Vonnegut said to the college students, "Please notice when you are happy and exclaim or murmur or at least think to yourself: "If this isn't nice, I don't know what is."

Then he asked the students if they ever had a teacher who made them happier to be alive than they previously believed possible. Nearly every student's hand shot up.

Vonnegut said, "Please say the name of that teacher out loud to someone sitting near you."

For a few moments the room was a cacophony of names. When the din of all those voices died down, he said, "If this isn't nice, I don't know what is."4
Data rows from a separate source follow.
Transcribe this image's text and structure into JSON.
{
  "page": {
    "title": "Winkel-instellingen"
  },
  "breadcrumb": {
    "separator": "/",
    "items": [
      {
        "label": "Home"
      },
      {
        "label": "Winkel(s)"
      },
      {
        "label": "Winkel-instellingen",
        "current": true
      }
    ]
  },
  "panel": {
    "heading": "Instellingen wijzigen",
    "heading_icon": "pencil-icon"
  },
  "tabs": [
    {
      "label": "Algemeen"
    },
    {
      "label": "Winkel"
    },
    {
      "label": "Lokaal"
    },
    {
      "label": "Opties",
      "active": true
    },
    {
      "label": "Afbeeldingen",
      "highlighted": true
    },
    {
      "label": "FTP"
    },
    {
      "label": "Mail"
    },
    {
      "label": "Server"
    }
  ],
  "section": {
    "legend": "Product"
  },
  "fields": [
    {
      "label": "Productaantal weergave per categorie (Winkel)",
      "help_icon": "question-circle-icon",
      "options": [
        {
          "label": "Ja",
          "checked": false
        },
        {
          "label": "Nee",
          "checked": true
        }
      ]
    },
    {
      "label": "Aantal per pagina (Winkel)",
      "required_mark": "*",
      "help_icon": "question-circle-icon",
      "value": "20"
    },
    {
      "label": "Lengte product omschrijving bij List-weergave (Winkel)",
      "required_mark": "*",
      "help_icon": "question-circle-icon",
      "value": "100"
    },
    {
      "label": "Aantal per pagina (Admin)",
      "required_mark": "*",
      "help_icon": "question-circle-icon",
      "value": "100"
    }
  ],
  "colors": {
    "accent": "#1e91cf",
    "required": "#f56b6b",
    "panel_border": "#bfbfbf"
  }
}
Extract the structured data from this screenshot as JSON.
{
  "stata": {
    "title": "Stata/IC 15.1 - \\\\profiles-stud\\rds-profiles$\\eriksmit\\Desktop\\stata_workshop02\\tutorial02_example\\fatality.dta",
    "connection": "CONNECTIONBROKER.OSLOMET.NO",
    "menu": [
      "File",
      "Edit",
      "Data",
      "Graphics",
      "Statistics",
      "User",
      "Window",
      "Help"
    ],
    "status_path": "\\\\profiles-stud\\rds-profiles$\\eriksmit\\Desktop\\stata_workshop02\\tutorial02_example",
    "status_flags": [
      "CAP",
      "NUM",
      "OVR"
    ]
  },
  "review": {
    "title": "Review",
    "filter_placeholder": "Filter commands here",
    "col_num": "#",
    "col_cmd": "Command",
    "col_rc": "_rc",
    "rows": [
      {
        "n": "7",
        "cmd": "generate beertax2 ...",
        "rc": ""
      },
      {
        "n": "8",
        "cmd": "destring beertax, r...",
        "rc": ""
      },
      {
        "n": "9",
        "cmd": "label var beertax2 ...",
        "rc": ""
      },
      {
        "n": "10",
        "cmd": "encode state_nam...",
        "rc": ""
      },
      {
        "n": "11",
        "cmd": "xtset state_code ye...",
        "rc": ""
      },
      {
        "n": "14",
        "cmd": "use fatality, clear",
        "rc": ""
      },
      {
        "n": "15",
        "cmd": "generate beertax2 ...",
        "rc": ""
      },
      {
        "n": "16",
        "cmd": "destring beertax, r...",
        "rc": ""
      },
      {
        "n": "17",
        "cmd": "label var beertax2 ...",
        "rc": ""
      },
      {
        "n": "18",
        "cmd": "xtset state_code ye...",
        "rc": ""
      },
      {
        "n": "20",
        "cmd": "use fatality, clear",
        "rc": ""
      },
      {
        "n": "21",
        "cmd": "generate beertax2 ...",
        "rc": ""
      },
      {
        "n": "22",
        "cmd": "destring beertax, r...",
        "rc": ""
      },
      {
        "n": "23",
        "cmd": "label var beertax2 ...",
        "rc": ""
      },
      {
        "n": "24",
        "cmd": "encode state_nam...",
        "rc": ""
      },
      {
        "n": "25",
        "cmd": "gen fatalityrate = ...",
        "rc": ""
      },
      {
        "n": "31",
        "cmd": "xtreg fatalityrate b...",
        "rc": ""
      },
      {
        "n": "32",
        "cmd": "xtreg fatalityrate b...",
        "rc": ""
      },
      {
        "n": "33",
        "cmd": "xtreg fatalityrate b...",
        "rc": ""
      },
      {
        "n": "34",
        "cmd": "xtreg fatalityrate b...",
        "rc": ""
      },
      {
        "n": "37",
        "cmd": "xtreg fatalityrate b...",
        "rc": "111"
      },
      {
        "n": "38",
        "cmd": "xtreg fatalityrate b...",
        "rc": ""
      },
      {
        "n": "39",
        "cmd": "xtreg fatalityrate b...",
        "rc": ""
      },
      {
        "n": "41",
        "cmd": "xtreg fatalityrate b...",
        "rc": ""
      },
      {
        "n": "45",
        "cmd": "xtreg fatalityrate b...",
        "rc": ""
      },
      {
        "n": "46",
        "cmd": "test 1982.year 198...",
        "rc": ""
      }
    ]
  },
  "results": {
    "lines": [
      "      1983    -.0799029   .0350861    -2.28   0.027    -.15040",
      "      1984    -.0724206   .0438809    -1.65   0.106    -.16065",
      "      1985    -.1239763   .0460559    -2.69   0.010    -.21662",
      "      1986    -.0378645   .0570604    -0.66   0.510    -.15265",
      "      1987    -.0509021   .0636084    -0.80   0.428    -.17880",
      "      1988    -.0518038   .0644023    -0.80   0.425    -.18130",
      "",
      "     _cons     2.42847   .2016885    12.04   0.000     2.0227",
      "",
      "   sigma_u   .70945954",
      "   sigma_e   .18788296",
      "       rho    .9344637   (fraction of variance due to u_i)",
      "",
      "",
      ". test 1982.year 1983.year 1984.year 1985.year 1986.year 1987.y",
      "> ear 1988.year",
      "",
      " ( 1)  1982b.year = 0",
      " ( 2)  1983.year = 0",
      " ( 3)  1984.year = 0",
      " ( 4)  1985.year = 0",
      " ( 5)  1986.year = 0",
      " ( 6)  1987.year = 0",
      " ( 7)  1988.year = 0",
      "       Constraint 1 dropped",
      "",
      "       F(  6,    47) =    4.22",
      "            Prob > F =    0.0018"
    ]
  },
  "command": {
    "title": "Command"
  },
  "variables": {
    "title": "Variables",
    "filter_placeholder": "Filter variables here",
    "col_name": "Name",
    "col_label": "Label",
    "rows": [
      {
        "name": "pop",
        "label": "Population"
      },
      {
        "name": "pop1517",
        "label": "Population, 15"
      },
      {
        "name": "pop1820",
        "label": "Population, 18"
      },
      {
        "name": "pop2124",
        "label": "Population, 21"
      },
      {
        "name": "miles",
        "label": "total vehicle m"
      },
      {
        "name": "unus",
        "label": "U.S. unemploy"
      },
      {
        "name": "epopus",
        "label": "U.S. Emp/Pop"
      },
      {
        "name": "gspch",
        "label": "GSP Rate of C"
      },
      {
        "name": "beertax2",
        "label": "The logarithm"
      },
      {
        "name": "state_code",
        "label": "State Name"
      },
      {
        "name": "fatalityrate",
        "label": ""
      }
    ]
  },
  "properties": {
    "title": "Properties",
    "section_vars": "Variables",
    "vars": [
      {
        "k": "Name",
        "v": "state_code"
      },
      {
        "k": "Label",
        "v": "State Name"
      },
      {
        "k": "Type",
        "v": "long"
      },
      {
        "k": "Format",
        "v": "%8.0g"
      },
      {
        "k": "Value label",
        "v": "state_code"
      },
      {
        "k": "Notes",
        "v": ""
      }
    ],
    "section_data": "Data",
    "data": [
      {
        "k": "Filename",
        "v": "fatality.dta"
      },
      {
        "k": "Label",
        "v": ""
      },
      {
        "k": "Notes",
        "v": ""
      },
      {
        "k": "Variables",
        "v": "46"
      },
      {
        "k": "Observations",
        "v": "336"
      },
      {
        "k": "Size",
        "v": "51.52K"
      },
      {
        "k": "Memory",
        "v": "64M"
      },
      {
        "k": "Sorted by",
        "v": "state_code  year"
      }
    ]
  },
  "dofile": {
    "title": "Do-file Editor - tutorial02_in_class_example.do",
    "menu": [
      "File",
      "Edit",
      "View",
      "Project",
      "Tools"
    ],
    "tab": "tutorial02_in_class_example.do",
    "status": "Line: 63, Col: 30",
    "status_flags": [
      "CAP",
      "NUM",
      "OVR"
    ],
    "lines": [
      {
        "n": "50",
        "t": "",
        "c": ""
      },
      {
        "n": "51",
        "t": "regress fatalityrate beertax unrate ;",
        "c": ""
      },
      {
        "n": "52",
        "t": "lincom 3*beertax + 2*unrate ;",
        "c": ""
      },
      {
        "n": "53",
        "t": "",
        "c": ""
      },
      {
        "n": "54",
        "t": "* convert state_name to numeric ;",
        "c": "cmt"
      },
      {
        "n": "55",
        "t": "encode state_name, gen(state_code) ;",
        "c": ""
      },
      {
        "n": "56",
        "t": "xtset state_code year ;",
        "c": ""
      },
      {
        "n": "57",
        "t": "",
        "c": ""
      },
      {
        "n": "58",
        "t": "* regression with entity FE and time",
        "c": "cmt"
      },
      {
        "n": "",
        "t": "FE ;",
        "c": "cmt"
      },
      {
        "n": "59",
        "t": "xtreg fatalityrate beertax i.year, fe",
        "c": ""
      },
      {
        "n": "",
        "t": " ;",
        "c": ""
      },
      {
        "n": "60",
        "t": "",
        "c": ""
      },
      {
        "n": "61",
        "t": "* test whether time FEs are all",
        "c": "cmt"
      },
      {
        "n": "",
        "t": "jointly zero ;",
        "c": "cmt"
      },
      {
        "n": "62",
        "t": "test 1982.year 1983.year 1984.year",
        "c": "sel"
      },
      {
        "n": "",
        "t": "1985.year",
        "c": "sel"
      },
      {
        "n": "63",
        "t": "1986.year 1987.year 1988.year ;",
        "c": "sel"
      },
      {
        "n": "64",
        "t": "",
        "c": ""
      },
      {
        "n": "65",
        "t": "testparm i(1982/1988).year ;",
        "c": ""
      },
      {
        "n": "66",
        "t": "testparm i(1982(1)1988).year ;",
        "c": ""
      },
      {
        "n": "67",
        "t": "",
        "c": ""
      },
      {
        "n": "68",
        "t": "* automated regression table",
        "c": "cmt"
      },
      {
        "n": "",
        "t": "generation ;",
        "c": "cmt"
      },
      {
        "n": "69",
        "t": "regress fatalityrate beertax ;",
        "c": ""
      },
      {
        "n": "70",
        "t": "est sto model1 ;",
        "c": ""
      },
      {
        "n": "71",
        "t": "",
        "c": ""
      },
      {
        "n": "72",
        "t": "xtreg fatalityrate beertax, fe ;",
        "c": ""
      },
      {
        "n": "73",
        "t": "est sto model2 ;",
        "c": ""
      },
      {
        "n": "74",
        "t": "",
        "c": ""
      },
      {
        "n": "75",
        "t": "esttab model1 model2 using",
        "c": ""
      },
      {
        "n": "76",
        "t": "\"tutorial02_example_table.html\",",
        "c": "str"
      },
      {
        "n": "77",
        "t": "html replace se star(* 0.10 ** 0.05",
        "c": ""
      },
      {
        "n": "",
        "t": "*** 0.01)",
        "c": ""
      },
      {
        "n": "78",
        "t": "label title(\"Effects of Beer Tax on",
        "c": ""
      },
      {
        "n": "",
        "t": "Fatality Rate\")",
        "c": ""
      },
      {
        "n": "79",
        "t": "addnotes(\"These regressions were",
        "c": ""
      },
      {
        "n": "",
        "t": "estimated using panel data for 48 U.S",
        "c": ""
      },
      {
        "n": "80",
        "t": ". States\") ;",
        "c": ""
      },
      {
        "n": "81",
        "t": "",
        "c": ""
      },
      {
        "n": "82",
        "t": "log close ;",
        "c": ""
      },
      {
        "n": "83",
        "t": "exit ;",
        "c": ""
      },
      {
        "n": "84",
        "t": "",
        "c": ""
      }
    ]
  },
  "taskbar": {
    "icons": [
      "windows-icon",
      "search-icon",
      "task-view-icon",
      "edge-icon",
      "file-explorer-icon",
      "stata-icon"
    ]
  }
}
Many in our world are in search of a deeper spiritual life. They want to experience the serenity in their soul that comes from connecting with God. Do you know the quickest and best way to jump start a rich spiritual life? Cultivate a grateful heart.

I'm going to pause for 60 seconds and during that time, I want you to ponder at least three things for which you are grateful... [End of 60 seconds]: If you thought of any people for whom you are grateful, tell them. It will mean the world to them.

The Thanksgiving holiday provides a unique break from our normal routines. We have the opportunity to be together with family and friends, and the excuse to indulge in more food and drink than we need. I hope you will be with people you love and you will feel the stirring in your heart that comes from the ties that bind you together. I know you will give thanks for the precious gift of life and the many blessings that come your way. Despite the problems of our world and the difficulties of your life, I hope you will experience the internal peace and satisfaction that arises from a deep inner knowledge that life is good because God is good. And, I pray that this simple prayer of thanksgiving will emerge from your soul: God, if this isn't nice, I don't know what is.


  1. 1 Thessalonians 5:16-18a
  2. Tom Gordon, "Gratitude," Look Well to this Day, (Glasgow, Scotland: Wild Goose Publications, 2014), p.234.
  3. Diana Kapp, "Raising Children With an Attitude of Gratitude," Wall Street Journal, December 23, 2013.
  4. John Buchanan, "This Our Hymn of Grateful Praise," November 18, 2007.